Proper Self-collection of Nasal Swabs Critical for Accurate COVID-19 Testing
As the number of nationwide COVID-19 cases begins to climb again, the U.S. Food and Drug Administration (FDA) has called upon healthcare providers to give clear, step-by-step instructions to patients who self-collect nasal samples for SARS-CoV-2 testing in healthcare settings, such as clinics and other testing sites.
Self-collected nasal swabs can make testing less invasive and more tolerable for patients than swabs taken by healthcare workers from the back of the nose (nasopharyngeal or NP swabs). For healthcare workers, self-collected nasal swabs can lower the risk of exposure to SARS-CoV-2, the virus that causes COVID-19. Healthcare workers can maintain at least 6 feet of separation from patients, which can help reduce the use of personal protective equipment and preserve limited supplies, according to the FDA.
But without proper instructions, patients may not collect an adequate sample for testing. Samples that are not collected correctly may not contain a sufficient amount of the virus (if present) to be detected, says FDA recommendations issued on October 7, 2020. Without proper sample collection, the test may give false-negative results and indicate that the patient is not infected, when, in fact, they are infected. “Health care providers have a critical role in helping patients perform self-collection accurately,” the recommendations say.
Those recommendations call upon healthcare providers to personally give step-by-step explanations of how to effectively collect nasal samples to patients. In addition, the FDA recommends providers give patients written or video instructions.
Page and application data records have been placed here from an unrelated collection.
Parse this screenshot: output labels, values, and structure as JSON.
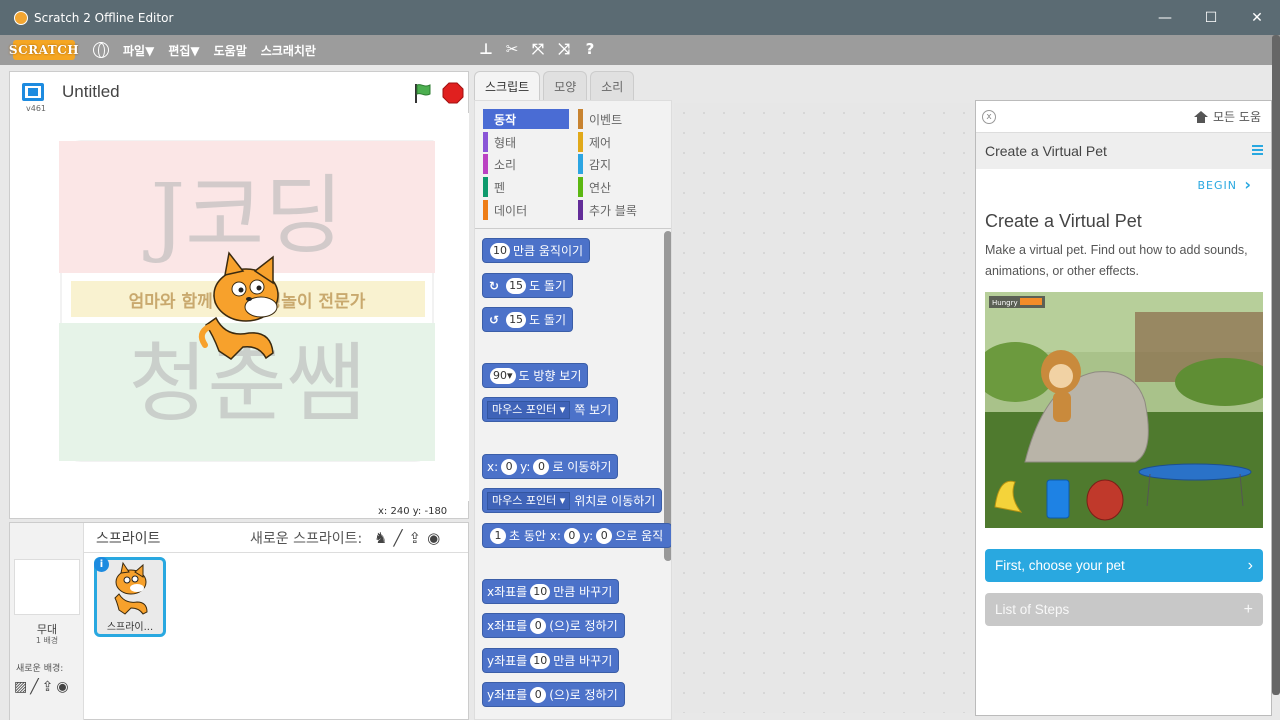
{
  "window": {
    "title": "Scratch 2 Offline Editor",
    "minimize": "—",
    "maximize": "☐",
    "close": "✕"
  },
  "menubar": {
    "logo": "SCRATCH",
    "file": "파일▼",
    "edit": "편집▼",
    "help": "도움말",
    "tutorial": "스크래치란"
  },
  "stage": {
    "version": "v461",
    "project_title": "Untitled",
    "coords": "x: 240  y: -180"
  },
  "watermark": {
    "top": "J코딩",
    "middle": "엄마와 함께하는 코딩놀이 전문가",
    "bottom": "청춘쌤"
  },
  "sprites": {
    "header": "스프라이트",
    "new_sprite": "새로운 스프라이트:",
    "stage_name": "무대",
    "stage_sub": "1 배경",
    "new_backdrop": "새로운 배경:",
    "sprite1_name": "스프라이...",
    "info": "i"
  },
  "tabs": {
    "scripts": "스크립트",
    "costumes": "모양",
    "sounds": "소리"
  },
  "categories": [
    {
      "label": "동작",
      "color": "#4a6cd4"
    },
    {
      "label": "형태",
      "color": "#8a55d7"
    },
    {
      "label": "소리",
      "color": "#bb42c3"
    },
    {
      "label": "펜",
      "color": "#0e9a6c"
    },
    {
      "label": "데이터",
      "color": "#ee7d16"
    },
    {
      "label": "이벤트",
      "color": "#c88330"
    },
    {
      "label": "제어",
      "color": "#e1a91a"
    },
    {
      "label": "감지",
      "color": "#2ca5e2"
    },
    {
      "label": "연산",
      "color": "#5cb712"
    },
    {
      "label": "추가 블록",
      "color": "#632d99"
    }
  ],
  "blocks": {
    "move": {
      "num": "10",
      "text": "만큼 움직이기"
    },
    "turn_right": {
      "icon": "↻",
      "num": "15",
      "text": "도 돌기"
    },
    "turn_left": {
      "icon": "↺",
      "num": "15",
      "text": "도 돌기"
    },
    "point_dir": {
      "num": "90▾",
      "text": "도 방향 보기"
    },
    "point_towards": {
      "dd": "마우스 포인터 ▾",
      "text": "쪽 보기"
    },
    "goto_xy": {
      "x": "x:",
      "xv": "0",
      "y": "y:",
      "yv": "0",
      "text": "로 이동하기"
    },
    "goto": {
      "dd": "마우스 포인터 ▾",
      "text": "위치로 이동하기"
    },
    "glide": {
      "num": "1",
      "t1": "초 동안 x:",
      "xv": "0",
      "t2": "y:",
      "yv": "0",
      "t3": "으로 움직"
    },
    "change_x": {
      "t1": "x좌표를",
      "num": "10",
      "t2": "만큼 바꾸기"
    },
    "set_x": {
      "t1": "x좌표를",
      "num": "0",
      "t2": "(으)로 정하기"
    },
    "change_y": {
      "t1": "y좌표를",
      "num": "10",
      "t2": "만큼 바꾸기"
    },
    "set_y": {
      "t1": "y좌표를",
      "num": "0",
      "t2": "(으)로 정하기"
    }
  },
  "help": {
    "all_help": "모든 도움",
    "close": "x",
    "title_bar": "Create a Virtual Pet",
    "begin": "BEGIN",
    "heading": "Create a Virtual Pet",
    "description": "Make a virtual pet. Find out how to add sounds, animations, or other effects.",
    "image_label": "Hungry",
    "first_step": "First, choose your pet",
    "list_steps": "List of Steps"
  }
}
In particular, healthcare providers should instruct patients to:
- Put the entire swab tip inside the nose and rub the side of the swab with moderate pressure against as much of the wall of the nostril—also called the anterior nares—as possible.
- Make four to five sweeping circles with the same swab in each nostril, for about 10-15 seconds per nostril. Both nostrils should be swabbed so that a sufficient sample is collected.
- Simply twirling the swab against one part of the inside of the nose or leaving the swab in the nose for 10-15 seconds is not proper technique and may result in an insufficient sample.
The recommendations also emphasize using the appropriate type of swab. Patients should only use the swab that they are provided and not substitute it with any other swab. Nasopharyngeal swabs and oropharyngeal specimens from the throat just behind the mouth are not appropriate for self-collection, the FDA adds.
The recommendations cite evidence that nasal specimens from the nostrils provide similar information to those from the back of the nose and throat, as long as the specimen is of good quality. Evidence comes from a French study of molecular detection of SARS-CoV-2 that found use of nasal swab specimens was nearly equivalent to the detection using nasopharyngeal swabs, which are considered to be the gold standard. SARS-CoV-2 detection from nasal samples showed high sensitivity and specificity. A U.S. study of 498 patients who both took their own nasal swabs and had nasopharyngeal swabs done by a healthcare professional reached a similar conclusion.
The FDA recommendations apply specifically to patients who are self-collecting in a healthcare setting. The FDA has approved some test kits that use samples that are self-collected by patients at home and then sent to a lab for testing. Patients who use these home-collection kits must follow the instructions for those specific test kits.
Recommendations on Providing Clear Instructions to Patients Who Self-Collect an Anterior Nares (Nasal) Sample in a Health Care Setting for SARS-CoV-2 Testing – Letter to Health Care Providers. Food and Drug Administration. Available online at https://www.fda.gov/medical-devices/letters-health-care-providers/recommendations-providing-clear-instructions-patients-who-self-collect-anterior-nares-nasal-sample?utm_medium=email&utm_source=govdelivery. Published October 7, 2020. Accessed October 13, 2020.
Péré H, Podglajen I, Wack M, et al. Nasal Swab Sampling for SARS-CoV-2: a Convenient Alternative in Times of Nasopharyngeal Swab Shortage. Journal of Clinical Microbiology. Available online at https://www.ncbi.nlm.nih.gov/pmc/articles/PMC7269411/ . Published May 26, 2020. Accessed October 19, 2020.
Yuan-Po Tu et al. Swabs Collected by Patients or Health Care Workers for SARS-CoV-2 Testing. New England Journal of Medicine. Available online at https://www.nejm.org/doi/full/10.1056/NEJMc2016321. Published July 30, 2020. Accessed October 19, 2020.